46Case Study Application Creating a flexible HIL test system with I/O interfaces that require custom timing and synchronization schemes not easily implementable with traditional hardware.NI ProductsLabVIEW FPGA Module, PXI, and Reconfigurable I/O (RIO) hardwareKey BenefitGaining the ability to efficiently create custom hardware interfaces that can be reconfigured after deployment to adapt to different ECU types and changes to ECU interfaces."With LabVIEW FPGA and RIO hardware we were able to quickly and efficiently design custom analog and digital interfaces for our HIL test system.”– Roy Kranz, Wineman Technology Inc.HIL test system provider, Wineman Technologies, uses LabVIEW programmed reconfigurable IO devices in all of their HIL test systems because they provide the ability to quickly and efficiently design custom IO interfaces that can be easily reconfigured to adapt to different ECU types as well as changes to ECU interfaces.
47SummaryFPGA-based I/O interfaces are used to expand the capabilities and performance of HIL test systems.Hard determinism – Realistic simulation timing and local intelligence with 25 ns resolutionOff-load processing – Achieve real-time performance with more complex simulationsCustom Hardware – Create custom H/W instrumentsIndustry standard technology – Off the shelf chips used for specific applications get COTS benefitsReconfigurable hardware personalities – Test multiple UUT types and adapt to changes in UUT interfaces without changing hardwareFPGAs enable test system developers to create custom hardware that can be easily reconfigured without physically modifying the device.
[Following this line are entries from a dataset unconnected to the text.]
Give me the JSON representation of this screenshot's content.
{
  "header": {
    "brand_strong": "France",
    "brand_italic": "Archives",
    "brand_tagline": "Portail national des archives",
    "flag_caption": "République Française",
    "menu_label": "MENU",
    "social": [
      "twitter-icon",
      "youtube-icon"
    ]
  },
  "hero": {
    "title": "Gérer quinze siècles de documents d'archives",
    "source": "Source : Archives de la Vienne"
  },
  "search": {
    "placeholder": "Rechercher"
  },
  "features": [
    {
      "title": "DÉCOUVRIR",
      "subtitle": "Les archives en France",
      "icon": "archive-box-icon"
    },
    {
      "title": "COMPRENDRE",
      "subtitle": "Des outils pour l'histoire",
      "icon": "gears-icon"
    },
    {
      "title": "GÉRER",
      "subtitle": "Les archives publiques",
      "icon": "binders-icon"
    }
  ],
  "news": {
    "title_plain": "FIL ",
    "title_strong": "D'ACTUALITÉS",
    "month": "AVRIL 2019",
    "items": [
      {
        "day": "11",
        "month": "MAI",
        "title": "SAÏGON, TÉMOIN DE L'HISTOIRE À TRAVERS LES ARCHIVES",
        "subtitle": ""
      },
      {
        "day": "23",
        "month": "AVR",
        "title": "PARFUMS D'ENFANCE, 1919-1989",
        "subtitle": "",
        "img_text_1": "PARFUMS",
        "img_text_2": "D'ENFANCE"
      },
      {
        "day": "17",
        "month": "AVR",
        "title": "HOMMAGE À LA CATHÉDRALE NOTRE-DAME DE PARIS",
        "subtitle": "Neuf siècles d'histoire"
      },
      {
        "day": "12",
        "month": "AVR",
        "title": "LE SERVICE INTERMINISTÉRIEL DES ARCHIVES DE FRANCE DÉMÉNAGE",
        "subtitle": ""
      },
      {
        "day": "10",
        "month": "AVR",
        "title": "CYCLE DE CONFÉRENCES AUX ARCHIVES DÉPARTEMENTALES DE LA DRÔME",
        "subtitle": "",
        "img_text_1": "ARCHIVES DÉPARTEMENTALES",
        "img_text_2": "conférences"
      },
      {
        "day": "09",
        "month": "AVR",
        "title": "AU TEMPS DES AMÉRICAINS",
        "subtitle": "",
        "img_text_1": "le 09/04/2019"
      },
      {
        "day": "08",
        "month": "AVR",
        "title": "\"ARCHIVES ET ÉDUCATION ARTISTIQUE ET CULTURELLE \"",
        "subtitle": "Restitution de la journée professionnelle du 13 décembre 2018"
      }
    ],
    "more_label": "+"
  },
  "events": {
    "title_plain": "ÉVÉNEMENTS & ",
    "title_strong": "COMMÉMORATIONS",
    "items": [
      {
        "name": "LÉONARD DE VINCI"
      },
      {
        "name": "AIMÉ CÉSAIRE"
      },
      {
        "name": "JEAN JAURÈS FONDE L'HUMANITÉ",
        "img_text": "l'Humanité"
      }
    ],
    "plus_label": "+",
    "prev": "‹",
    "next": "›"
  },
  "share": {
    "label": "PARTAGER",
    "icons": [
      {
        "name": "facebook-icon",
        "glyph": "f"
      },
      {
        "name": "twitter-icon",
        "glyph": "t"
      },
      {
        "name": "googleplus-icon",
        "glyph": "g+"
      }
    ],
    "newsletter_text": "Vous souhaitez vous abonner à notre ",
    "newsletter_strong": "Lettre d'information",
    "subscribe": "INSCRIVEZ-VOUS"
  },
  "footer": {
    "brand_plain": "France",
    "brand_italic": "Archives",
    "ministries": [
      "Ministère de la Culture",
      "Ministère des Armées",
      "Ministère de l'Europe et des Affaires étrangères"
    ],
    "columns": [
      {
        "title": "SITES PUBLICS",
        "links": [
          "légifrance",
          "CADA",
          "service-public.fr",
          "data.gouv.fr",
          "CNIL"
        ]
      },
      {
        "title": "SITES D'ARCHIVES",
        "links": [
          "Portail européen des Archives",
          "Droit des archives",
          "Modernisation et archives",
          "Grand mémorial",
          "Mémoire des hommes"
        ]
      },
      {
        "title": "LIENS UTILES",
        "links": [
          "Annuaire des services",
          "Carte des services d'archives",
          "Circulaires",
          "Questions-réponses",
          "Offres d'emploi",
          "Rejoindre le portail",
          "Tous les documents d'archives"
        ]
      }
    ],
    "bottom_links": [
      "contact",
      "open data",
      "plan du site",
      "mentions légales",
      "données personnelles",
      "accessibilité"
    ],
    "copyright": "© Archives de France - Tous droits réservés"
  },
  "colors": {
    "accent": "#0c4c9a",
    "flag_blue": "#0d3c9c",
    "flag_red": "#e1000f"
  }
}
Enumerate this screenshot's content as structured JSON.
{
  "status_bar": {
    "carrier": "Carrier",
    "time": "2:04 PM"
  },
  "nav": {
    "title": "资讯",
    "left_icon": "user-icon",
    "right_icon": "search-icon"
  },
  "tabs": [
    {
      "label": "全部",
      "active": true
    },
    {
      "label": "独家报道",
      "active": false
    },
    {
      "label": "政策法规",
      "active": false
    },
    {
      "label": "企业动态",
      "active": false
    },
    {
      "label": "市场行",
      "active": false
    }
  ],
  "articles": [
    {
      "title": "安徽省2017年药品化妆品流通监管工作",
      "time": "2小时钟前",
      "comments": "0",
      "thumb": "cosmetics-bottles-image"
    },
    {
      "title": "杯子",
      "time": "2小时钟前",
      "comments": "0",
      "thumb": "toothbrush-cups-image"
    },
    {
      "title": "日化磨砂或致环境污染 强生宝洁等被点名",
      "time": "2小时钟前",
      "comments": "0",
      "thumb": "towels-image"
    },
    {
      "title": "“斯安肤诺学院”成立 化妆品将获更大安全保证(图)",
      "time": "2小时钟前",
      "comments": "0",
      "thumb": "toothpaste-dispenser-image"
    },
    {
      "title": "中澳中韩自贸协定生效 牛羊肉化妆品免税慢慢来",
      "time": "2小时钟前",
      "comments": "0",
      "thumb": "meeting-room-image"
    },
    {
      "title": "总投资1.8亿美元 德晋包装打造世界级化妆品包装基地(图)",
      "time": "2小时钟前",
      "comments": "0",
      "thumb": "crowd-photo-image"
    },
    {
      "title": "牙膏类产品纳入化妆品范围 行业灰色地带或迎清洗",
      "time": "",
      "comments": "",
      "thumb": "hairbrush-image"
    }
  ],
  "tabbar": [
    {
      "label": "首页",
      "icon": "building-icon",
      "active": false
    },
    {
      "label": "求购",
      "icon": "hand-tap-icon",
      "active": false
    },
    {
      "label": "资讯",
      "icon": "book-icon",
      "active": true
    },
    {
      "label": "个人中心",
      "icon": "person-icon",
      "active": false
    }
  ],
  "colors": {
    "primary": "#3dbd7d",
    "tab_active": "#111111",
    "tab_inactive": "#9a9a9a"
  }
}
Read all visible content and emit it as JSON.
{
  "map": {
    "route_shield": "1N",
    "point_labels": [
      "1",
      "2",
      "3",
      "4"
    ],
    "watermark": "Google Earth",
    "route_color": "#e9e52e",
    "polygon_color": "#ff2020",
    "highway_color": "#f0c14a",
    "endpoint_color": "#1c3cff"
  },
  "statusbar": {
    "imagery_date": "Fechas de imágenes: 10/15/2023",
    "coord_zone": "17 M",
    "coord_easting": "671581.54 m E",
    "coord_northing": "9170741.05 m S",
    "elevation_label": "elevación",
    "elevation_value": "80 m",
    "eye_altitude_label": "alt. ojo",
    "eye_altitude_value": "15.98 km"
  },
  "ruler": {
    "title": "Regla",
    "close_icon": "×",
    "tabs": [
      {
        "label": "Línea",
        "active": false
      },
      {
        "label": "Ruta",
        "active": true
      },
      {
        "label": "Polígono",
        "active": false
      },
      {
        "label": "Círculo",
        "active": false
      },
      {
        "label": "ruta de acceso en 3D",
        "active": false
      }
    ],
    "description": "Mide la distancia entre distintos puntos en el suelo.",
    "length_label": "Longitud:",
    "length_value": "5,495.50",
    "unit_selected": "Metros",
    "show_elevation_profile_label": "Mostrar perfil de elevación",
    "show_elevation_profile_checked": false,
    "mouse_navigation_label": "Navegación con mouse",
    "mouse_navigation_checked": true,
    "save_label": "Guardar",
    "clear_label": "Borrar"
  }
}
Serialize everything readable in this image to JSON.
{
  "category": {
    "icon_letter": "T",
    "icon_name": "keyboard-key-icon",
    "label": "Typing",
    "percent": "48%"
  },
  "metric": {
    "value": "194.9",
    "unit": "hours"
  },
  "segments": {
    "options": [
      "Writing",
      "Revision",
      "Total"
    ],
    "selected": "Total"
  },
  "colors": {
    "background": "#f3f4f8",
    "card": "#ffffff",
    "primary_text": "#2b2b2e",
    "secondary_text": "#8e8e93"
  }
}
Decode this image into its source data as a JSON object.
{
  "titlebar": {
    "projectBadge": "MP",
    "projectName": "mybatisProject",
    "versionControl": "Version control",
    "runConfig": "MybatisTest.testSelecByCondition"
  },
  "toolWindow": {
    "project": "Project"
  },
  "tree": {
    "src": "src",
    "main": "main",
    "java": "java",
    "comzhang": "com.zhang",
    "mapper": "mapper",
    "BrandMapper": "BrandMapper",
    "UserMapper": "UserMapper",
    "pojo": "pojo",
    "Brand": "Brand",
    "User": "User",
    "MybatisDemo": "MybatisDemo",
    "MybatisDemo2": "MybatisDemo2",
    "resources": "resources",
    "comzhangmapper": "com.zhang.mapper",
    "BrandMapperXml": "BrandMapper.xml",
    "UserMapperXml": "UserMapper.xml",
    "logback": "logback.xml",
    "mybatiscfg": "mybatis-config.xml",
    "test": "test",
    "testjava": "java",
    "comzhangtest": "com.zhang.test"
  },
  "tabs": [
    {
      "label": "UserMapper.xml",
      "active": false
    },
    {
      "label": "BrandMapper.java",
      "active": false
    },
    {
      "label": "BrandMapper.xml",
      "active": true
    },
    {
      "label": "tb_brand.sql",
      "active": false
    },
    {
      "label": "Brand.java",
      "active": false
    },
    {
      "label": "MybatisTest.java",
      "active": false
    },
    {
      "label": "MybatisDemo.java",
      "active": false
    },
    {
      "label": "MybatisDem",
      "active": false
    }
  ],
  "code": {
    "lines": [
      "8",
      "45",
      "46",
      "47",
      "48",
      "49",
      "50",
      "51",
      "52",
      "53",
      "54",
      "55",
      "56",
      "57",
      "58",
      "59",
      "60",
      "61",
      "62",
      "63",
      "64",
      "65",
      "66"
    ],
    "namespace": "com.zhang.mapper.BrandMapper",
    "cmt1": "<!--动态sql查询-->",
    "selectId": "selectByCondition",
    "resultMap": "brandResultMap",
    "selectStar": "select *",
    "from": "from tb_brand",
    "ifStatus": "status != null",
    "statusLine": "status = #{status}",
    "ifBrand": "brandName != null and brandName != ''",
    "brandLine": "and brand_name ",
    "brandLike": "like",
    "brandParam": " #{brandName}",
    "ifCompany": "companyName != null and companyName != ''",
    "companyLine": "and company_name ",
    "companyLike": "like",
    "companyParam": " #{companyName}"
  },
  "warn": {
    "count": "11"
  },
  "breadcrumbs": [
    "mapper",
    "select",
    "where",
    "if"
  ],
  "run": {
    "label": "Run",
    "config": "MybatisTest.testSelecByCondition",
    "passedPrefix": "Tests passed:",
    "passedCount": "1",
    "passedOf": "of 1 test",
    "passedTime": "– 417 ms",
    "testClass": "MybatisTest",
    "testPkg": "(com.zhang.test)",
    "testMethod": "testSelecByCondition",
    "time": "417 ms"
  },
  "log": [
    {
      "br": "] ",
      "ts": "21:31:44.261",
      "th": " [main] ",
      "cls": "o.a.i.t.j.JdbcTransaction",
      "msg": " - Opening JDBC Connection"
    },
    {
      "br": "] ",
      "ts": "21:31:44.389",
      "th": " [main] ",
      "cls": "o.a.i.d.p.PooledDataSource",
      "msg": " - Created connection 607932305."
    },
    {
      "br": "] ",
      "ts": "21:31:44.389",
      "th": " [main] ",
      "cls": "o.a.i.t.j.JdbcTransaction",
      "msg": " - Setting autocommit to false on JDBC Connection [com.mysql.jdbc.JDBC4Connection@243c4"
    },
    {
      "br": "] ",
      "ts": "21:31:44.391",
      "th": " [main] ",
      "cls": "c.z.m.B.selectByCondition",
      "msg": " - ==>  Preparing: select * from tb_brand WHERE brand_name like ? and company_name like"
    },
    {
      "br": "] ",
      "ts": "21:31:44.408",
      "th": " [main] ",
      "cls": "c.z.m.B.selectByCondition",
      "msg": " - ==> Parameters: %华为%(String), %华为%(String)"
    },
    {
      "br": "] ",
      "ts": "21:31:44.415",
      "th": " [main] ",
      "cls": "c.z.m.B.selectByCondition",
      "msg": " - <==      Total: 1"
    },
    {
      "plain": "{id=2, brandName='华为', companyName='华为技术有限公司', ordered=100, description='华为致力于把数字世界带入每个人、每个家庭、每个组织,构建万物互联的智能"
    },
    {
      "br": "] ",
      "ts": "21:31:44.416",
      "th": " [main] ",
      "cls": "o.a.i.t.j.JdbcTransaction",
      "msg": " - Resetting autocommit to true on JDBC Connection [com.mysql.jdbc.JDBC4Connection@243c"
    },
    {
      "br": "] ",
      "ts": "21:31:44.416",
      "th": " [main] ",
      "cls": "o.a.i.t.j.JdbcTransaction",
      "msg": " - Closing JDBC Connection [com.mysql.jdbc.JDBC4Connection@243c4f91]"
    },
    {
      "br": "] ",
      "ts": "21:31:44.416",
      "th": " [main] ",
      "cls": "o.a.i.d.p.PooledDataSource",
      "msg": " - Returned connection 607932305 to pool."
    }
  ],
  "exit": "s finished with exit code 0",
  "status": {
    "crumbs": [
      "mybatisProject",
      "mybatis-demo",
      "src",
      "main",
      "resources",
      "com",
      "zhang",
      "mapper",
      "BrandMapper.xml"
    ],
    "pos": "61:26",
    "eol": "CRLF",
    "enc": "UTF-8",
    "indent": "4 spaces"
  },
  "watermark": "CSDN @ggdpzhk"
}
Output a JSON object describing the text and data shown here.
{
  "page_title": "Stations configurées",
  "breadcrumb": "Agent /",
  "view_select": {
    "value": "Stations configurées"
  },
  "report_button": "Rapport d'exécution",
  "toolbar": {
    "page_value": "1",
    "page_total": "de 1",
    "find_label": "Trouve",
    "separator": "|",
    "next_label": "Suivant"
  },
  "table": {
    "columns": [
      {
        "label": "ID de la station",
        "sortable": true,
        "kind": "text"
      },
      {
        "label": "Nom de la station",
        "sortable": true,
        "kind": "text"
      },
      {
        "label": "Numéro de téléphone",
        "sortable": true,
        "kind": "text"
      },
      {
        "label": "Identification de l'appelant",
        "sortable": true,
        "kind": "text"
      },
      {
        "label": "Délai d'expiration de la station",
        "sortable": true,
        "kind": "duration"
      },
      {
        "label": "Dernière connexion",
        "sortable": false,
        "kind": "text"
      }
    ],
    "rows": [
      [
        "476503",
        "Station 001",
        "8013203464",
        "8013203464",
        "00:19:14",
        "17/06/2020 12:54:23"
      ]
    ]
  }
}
In addition to being reconfigurable, for certain applications, FPGAs can offer superior performance compared to microprocessors due to the true parallelism and nanosecond determinism they provide.In today's presentation, we looked at several examples of how the hard determinism, ability to off-load processing from the test system microprocessor, and capability to create custom, reconfigurable IO allow HIL test system developers to lowering total system cost and improving its performance.